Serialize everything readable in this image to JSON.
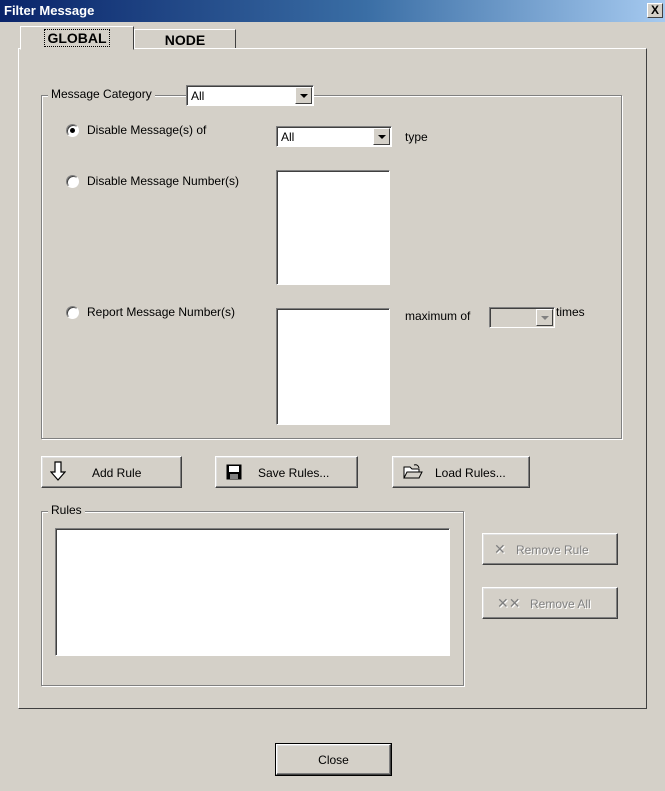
{
  "window": {
    "title": "Filter Message",
    "close_label": "X"
  },
  "tabs": [
    {
      "label": "GLOBAL",
      "active": true
    },
    {
      "label": "NODE",
      "active": false
    }
  ],
  "message_category": {
    "label": "Message Category",
    "value": "All"
  },
  "options": {
    "disable_type": {
      "label": "Disable Message(s) of",
      "value": "All",
      "suffix": "type",
      "checked": true
    },
    "disable_numbers": {
      "label": "Disable Message Number(s)",
      "checked": false
    },
    "report_numbers": {
      "label": "Report Message Number(s)",
      "checked": false,
      "max_label": "maximum of",
      "max_value": "",
      "times_label": "times"
    }
  },
  "actions": {
    "add_rule": {
      "label": "Add Rule",
      "icon": "down-arrow-icon"
    },
    "save_rules": {
      "label": "Save Rules...",
      "icon": "floppy-disk-icon"
    },
    "load_rules": {
      "label": "Load Rules...",
      "icon": "open-folder-icon"
    }
  },
  "rules": {
    "label": "Rules",
    "items": [],
    "remove_rule": {
      "label": "Remove Rule",
      "icon": "x-icon",
      "enabled": false
    },
    "remove_all": {
      "label": "Remove All",
      "icon": "double-x-icon",
      "enabled": false
    }
  },
  "footer": {
    "close_label": "Close"
  }
}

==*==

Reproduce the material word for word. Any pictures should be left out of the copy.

Serialize everything readable in this image to JSON.
{
  "window": {
    "title": "Filter Message",
    "close_label": "X"
  },
  "tabs": [
    {
      "label": "GLOBAL",
      "active": true
    },
    {
      "label": "NODE",
      "active": false
    }
  ],
  "message_category": {
    "label": "Message Category",
    "value": "All"
  },
  "options": {
    "disable_type": {
      "label": "Disable Message(s) of",
      "value": "All",
      "suffix": "type",
      "checked": true
    },
    "disable_numbers": {
      "label": "Disable Message Number(s)",
      "checked": false
    },
    "report_numbers": {
      "label": "Report Message Number(s)",
      "checked": false,
      "max_label": "maximum of",
      "max_value": "",
      "times_label": "times"
    }
  },
  "actions": {
    "add_rule": {
      "label": "Add Rule",
      "icon": "down-arrow-icon"
    },
    "save_rules": {
      "label": "Save Rules...",
      "icon": "floppy-disk-icon"
    },
    "load_rules": {
      "label": "Load Rules...",
      "icon": "open-folder-icon"
    }
  },
  "rules": {
    "label": "Rules",
    "items": [],
    "remove_rule": {
      "label": "Remove Rule",
      "icon": "x-icon",
      "enabled": false
    },
    "remove_all": {
      "label": "Remove All",
      "icon": "double-x-icon",
      "enabled": false
    }
  },
  "footer": {
    "close_label": "Close"
  }
}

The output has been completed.